Information given –
§ §
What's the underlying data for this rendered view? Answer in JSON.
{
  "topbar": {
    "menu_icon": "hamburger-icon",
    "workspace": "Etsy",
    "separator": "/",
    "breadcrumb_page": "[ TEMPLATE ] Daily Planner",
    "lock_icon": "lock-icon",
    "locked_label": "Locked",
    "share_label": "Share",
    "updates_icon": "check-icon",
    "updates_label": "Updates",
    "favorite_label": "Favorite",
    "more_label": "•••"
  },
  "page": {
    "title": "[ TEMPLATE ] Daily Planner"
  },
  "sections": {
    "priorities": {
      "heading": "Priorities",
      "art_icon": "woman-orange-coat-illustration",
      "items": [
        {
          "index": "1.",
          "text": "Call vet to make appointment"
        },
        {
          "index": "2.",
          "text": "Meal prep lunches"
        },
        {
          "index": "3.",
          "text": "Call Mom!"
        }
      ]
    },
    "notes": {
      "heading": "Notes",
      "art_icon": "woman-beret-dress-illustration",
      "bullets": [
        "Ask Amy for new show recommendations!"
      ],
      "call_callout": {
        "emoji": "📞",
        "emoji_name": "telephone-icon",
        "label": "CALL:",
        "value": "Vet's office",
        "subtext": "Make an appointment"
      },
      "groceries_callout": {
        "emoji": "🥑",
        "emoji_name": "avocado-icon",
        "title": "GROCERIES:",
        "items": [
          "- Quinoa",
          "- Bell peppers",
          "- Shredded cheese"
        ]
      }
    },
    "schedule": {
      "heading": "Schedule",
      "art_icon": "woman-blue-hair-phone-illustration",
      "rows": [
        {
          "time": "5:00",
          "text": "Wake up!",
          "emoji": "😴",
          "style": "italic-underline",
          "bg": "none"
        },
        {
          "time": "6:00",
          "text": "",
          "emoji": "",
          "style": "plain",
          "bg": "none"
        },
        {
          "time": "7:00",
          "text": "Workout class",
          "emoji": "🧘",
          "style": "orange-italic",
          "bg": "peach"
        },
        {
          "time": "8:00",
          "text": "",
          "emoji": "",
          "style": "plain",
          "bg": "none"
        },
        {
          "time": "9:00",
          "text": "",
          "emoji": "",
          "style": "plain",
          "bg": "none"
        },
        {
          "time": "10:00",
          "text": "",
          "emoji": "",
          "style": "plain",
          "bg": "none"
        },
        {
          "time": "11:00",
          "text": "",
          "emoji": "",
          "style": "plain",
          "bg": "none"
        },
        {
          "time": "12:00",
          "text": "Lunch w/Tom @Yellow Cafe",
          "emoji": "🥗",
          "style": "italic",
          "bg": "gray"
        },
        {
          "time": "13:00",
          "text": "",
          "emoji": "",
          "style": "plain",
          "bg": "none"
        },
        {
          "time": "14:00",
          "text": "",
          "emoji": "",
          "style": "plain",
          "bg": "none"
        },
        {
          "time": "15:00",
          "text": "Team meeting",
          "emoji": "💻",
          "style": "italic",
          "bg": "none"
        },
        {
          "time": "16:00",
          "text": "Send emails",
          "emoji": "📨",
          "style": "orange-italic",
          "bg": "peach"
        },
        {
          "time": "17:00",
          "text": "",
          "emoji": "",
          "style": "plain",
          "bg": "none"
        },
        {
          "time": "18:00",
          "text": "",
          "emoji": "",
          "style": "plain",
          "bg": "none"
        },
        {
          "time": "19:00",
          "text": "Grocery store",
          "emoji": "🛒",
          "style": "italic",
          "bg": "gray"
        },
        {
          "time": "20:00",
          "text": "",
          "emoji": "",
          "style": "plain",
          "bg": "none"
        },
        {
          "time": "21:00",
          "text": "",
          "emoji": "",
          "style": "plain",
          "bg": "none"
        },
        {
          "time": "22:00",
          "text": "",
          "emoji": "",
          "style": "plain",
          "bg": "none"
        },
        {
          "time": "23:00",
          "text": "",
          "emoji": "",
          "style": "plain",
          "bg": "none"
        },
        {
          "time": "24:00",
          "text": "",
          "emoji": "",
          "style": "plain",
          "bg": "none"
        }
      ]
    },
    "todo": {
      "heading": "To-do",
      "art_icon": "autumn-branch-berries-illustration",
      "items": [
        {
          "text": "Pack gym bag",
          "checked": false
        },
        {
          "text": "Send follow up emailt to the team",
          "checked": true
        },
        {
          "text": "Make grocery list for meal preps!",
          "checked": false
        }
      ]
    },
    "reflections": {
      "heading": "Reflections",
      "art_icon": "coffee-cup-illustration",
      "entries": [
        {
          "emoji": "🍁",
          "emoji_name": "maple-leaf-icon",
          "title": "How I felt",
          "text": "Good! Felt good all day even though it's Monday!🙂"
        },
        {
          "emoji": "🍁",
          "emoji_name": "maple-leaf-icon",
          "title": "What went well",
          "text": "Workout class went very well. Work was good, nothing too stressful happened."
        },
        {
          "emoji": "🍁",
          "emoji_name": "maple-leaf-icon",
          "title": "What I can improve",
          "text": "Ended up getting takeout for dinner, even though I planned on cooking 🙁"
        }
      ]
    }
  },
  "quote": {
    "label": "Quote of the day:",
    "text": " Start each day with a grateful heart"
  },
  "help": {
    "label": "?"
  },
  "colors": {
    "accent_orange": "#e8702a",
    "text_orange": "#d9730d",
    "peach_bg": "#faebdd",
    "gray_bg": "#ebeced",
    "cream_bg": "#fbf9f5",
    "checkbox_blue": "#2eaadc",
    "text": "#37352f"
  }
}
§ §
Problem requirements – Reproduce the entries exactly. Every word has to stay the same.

Finished task –
What's the underlying data for this rendered view? Answer in JSON.
{
  "topbar": {
    "menu_icon": "hamburger-icon",
    "workspace": "Etsy",
    "separator": "/",
    "breadcrumb_page": "[ TEMPLATE ] Daily Planner",
    "lock_icon": "lock-icon",
    "locked_label": "Locked",
    "share_label": "Share",
    "updates_icon": "check-icon",
    "updates_label": "Updates",
    "favorite_label": "Favorite",
    "more_label": "•••"
  },
  "page": {
    "title": "[ TEMPLATE ] Daily Planner"
  },
  "sections": {
    "priorities": {
      "heading": "Priorities",
      "art_icon": "woman-orange-coat-illustration",
      "items": [
        {
          "index": "1.",
          "text": "Call vet to make appointment"
        },
        {
          "index": "2.",
          "text": "Meal prep lunches"
        },
        {
          "index": "3.",
          "text": "Call Mom!"
        }
      ]
    },
    "notes": {
      "heading": "Notes",
      "art_icon": "woman-beret-dress-illustration",
      "bullets": [
        "Ask Amy for new show recommendations!"
      ],
      "call_callout": {
        "emoji": "📞",
        "emoji_name": "telephone-icon",
        "label": "CALL:",
        "value": "Vet's office",
        "subtext": "Make an appointment"
      },
      "groceries_callout": {
        "emoji": "🥑",
        "emoji_name": "avocado-icon",
        "title": "GROCERIES:",
        "items": [
          "- Quinoa",
          "- Bell peppers",
          "- Shredded cheese"
        ]
      }
    },
    "schedule": {
      "heading": "Schedule",
      "art_icon": "woman-blue-hair-phone-illustration",
      "rows": [
        {
          "time": "5:00",
          "text": "Wake up!",
          "emoji": "😴",
          "style": "italic-underline",
          "bg": "none"
        },
        {
          "time": "6:00",
          "text": "",
          "emoji": "",
          "style": "plain",
          "bg": "none"
        },
        {
          "time": "7:00",
          "text": "Workout class",
          "emoji": "🧘",
          "style": "orange-italic",
          "bg": "peach"
        },
        {
          "time": "8:00",
          "text": "",
          "emoji": "",
          "style": "plain",
          "bg": "none"
        },
        {
          "time": "9:00",
          "text": "",
          "emoji": "",
          "style": "plain",
          "bg": "none"
        },
        {
          "time": "10:00",
          "text": "",
          "emoji": "",
          "style": "plain",
          "bg": "none"
        },
        {
          "time": "11:00",
          "text": "",
          "emoji": "",
          "style": "plain",
          "bg": "none"
        },
        {
          "time": "12:00",
          "text": "Lunch w/Tom @Yellow Cafe",
          "emoji": "🥗",
          "style": "italic",
          "bg": "gray"
        },
        {
          "time": "13:00",
          "text": "",
          "emoji": "",
          "style": "plain",
          "bg": "none"
        },
        {
          "time": "14:00",
          "text": "",
          "emoji": "",
          "style": "plain",
          "bg": "none"
        },
        {
          "time": "15:00",
          "text": "Team meeting",
          "emoji": "💻",
          "style": "italic",
          "bg": "none"
        },
        {
          "time": "16:00",
          "text": "Send emails",
          "emoji": "📨",
          "style": "orange-italic",
          "bg": "peach"
        },
        {
          "time": "17:00",
          "text": "",
          "emoji": "",
          "style": "plain",
          "bg": "none"
        },
        {
          "time": "18:00",
          "text": "",
          "emoji": "",
          "style": "plain",
          "bg": "none"
        },
        {
          "time": "19:00",
          "text": "Grocery store",
          "emoji": "🛒",
          "style": "italic",
          "bg": "gray"
        },
        {
          "time": "20:00",
          "text": "",
          "emoji": "",
          "style": "plain",
          "bg": "none"
        },
        {
          "time": "21:00",
          "text": "",
          "emoji": "",
          "style": "plain",
          "bg": "none"
        },
        {
          "time": "22:00",
          "text": "",
          "emoji": "",
          "style": "plain",
          "bg": "none"
        },
        {
          "time": "23:00",
          "text": "",
          "emoji": "",
          "style": "plain",
          "bg": "none"
        },
        {
          "time": "24:00",
          "text": "",
          "emoji": "",
          "style": "plain",
          "bg": "none"
        }
      ]
    },
    "todo": {
      "heading": "To-do",
      "art_icon": "autumn-branch-berries-illustration",
      "items": [
        {
          "text": "Pack gym bag",
          "checked": false
        },
        {
          "text": "Send follow up emailt to the team",
          "checked": true
        },
        {
          "text": "Make grocery list for meal preps!",
          "checked": false
        }
      ]
    },
    "reflections": {
      "heading": "Reflections",
      "art_icon": "coffee-cup-illustration",
      "entries": [
        {
          "emoji": "🍁",
          "emoji_name": "maple-leaf-icon",
          "title": "How I felt",
          "text": "Good! Felt good all day even though it's Monday!🙂"
        },
        {
          "emoji": "🍁",
          "emoji_name": "maple-leaf-icon",
          "title": "What went well",
          "text": "Workout class went very well. Work was good, nothing too stressful happened."
        },
        {
          "emoji": "🍁",
          "emoji_name": "maple-leaf-icon",
          "title": "What I can improve",
          "text": "Ended up getting takeout for dinner, even though I planned on cooking 🙁"
        }
      ]
    }
  },
  "quote": {
    "label": "Quote of the day:",
    "text": " Start each day with a grateful heart"
  },
  "help": {
    "label": "?"
  },
  "colors": {
    "accent_orange": "#e8702a",
    "text_orange": "#d9730d",
    "peach_bg": "#faebdd",
    "gray_bg": "#ebeced",
    "cream_bg": "#fbf9f5",
    "checkbox_blue": "#2eaadc",
    "text": "#37352f"
  }
}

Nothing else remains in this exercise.